Mark S. Rasmussen
Jun 21

In this post I’ll walk you through how to setup IIS Application Request Routing so that any requests for a /wiki/ subdirectory are routed onto a separate server, while all other requests are handled by the server itself.

Let’s imagine a fictional scenario where I want to add a wiki to my website. Thus, all requests to* are mapped to a dedicated LAMP based server that runs some kind of wiki software. All other requests should be served by the normal webserver.

The first task is to setup a new server farm, called Wiki in my case. Add the server to the list of servers, using its hostname, MyWikiServer in this case. If you setup (temporarily, for testing) so it maps to the wiki server, requesting should return back the expected result from the wiki server, if requested from the normal webserver.

    <webfarm enabled="true" name="Wiki">
        <server enabled="true" address="MyWikiServer">
            <add name="Microsoft.Web.Arr.HostNameRoundRobin">
            <add name="Microsoft.Web.Arr.HostNameMemory">

Next, setup a URL Rewrite rule at the global level like the following:

The rule matches all requests for the /wiki/ directory, whether there’s a trailing slash or further subdirectories. It ensures not to match a request like /wikipedia/. The request is routed onto the Wiki webfarm which sends the request onto the MyWikiServer server.
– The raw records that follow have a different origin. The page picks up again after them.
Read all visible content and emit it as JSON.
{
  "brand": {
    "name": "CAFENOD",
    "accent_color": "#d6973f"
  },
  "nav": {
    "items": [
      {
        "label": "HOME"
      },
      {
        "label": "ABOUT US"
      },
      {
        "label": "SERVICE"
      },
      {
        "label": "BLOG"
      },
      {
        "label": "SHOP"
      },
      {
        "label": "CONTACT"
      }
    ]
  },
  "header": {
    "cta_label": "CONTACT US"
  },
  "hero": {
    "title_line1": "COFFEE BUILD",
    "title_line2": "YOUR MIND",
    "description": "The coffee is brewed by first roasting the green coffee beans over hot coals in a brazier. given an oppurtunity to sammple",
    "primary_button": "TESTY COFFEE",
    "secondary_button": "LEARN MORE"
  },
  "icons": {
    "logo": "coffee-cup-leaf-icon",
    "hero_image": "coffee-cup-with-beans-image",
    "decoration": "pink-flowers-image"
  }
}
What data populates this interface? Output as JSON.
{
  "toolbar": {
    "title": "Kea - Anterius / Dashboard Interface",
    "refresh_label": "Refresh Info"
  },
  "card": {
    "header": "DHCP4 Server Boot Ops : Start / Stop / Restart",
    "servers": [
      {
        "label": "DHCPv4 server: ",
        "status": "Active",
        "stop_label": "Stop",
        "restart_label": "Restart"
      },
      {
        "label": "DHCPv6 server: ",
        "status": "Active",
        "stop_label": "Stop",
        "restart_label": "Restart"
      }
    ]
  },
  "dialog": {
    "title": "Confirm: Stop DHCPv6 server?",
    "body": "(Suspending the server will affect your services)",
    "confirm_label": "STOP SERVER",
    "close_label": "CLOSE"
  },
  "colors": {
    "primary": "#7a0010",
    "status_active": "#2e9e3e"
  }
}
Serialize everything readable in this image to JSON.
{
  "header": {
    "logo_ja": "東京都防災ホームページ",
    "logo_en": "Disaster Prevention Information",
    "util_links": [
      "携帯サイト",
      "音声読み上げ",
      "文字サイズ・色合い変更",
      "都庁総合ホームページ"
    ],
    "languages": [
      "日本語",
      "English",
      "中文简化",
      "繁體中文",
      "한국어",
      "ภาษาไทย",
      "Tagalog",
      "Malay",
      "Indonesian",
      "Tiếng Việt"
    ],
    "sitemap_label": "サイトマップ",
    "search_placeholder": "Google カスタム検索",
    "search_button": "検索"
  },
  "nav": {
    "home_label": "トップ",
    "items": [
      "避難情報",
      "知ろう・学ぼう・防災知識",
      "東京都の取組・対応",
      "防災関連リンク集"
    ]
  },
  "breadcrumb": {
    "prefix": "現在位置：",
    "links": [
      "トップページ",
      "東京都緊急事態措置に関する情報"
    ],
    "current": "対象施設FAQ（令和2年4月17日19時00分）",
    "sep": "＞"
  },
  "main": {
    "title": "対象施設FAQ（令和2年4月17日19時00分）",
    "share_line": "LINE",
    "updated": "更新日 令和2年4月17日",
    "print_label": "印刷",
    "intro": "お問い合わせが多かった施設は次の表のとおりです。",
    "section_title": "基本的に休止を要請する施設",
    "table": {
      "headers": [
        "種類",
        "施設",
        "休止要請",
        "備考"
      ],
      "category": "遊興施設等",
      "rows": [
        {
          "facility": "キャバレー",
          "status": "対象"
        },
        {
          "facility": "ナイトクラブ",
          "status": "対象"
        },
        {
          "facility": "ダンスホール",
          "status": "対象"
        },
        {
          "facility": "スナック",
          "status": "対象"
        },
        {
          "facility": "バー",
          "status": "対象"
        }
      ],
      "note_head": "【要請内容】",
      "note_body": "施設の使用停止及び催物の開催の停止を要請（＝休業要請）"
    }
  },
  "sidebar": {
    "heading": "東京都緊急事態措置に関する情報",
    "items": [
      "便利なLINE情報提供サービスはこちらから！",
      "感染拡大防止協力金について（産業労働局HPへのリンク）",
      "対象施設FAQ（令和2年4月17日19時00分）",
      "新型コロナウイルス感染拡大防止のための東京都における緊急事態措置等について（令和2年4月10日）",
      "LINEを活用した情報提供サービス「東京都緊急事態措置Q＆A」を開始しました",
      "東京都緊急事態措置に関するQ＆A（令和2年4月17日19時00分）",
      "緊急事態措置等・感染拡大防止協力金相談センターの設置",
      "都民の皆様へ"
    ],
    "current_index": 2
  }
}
Note that there’s a condition ensuring this rule will only match requests for the domain so other websites aren’t affected. There are no changes to the actual website setup.

Correction: As noted by Rob Hudson, the regular expression should actually be:


Mark S. Rasmussen
I'm the CTO at iPaper where I cuddle with databases, mold code and maintain the overall technical & team responsibility. I'm an avid speaker at user groups & conferences. I love life, motorcycles, photography and all things technical. Say hi on Twitter, write me an email or look me up on LinkedIn.